George Hunka's responses to the postings on Theatre Ideas are posted today here.
I respect the time George has taken in his response. I'll begin with the blood and guts of his point, in his final paragraph.
"Audiences will find us, as audiences found the spiritual work of artists like Robert Wilson, Reza Abdoh, Peter Brook and others, so long as we conscientiously develop our craft and think deeply about our own relationships to the world. We reach out to our audience as churches do: by living in the community, by providing it with something they can't get in their own homes, in their movie theaters or at dance clubs, and, yes, by commenting on the world poetically, in newspapers and magazines, as some recent Nobelists are wont to do. Church attendance is dipping as well, but one thing is worth remembering: regardless of the number of people in the pews, the miracle of transubstantiation occurs during the mass whether or not there's anyone there to see it. That's why the theater isn't merely another vocation, nor a play merely another product to be sold."
I agree with, essentially, none of this. For one, I was raised by an Episcopalian priest. Considering the family business I'll say that I do not remotely believe in transubstantiation. Acknowledging that it's being used here as a metaphor, I will say that I don't believe anything transformative happens without anyone there to see it. The idea, to me, that theatre is some sort of higher calling, and not merely another vocation, strikes me as hard to defend. From my experience, being a Priest is a vocation, like any other. So should it be with theatre.
George's statement that our "audience will find us" strikes me as wishful-thinking at best, head-patting at worst. I've seen little evidence that if we just somehow dig into the trenches of theatrical history, improve ourselves, we will earn some audience that is just waiting to be woo'ed. They are not looking for us. We have to got and grab them by the lapels and say "You are missing something special." I'll add that claiming 'they'll find us like they found Peter Brook and Robert Wilson' makes me ask, does George mean the citizens of Germany and France? Because I don't hear Robert Wilson and Peter Brooks being name-dropped outside of, well, discussions like this one, very often. Brooks and Wilson have largely abandoned the United States; I don't want to do the same.

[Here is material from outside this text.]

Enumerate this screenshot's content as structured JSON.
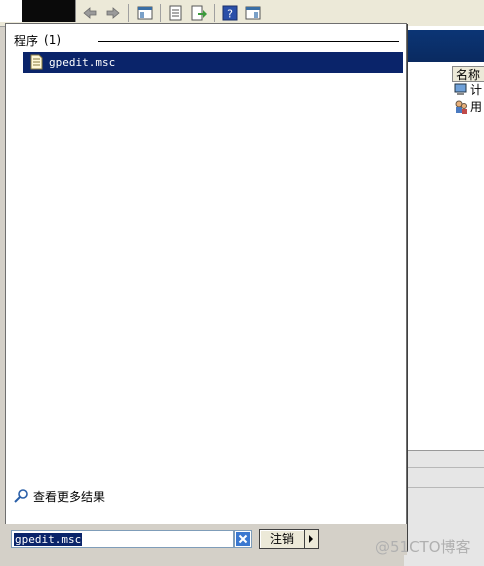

As for this paragraph...
"That theater or any of the arts can be an instrument of metaphysical investigation, though, is quite true, and this metaphysical investigation doesn't necessarily lead to dogma any more than surgery necessarily leads to vivisection. But, in our particular era, this requires the same new forms that Matt and Joshua think they're so assiduously defending. I get the feeling, though, that for both of these writers there is a sense in that a form can be too new, and that Brian is indeed thinking far more imaginatively about the potential of theater than any of us."
I'm honestly not sure what the heck George is talking about, and would love it explained to me. I'm not specifically concerned with the imagination of other artists, because it's largely their own concern what they do with their time and pen. I'm concerned with a theatrical community that is more interested in naval-gazing growing its audience. This attitude is what I find most counterproductive.
- Matthew Freeman is a Brooklyn based playwright with a BFA from Emerson College. His plays include THE DEATH OF KING ARTHUR, REASONS FOR MOVING, THE GREAT ESCAPE, THE AMERICANS, THE WHITE SWALLOW, AN INTERVIEW WITH THE AUTHOR, THE MOST WONDERFUL LOVE, WHEN IS A CLOCK, GLEE CLUB, THAT OLD SOFT SHOE and BRANDYWINE DISTILLERY FIRE. He served as Assistant Producer and Senior Writer for the live webcast from Times Square on New Year's Eve 2010-2012. As a freelance writer, he has contributed to Gamespy, Premiere, Complex Magazine, Maxim Online, and MTV Magazine. His plays have been published by Playscripts, Inc., New York Theatre Experience, and Samuel French.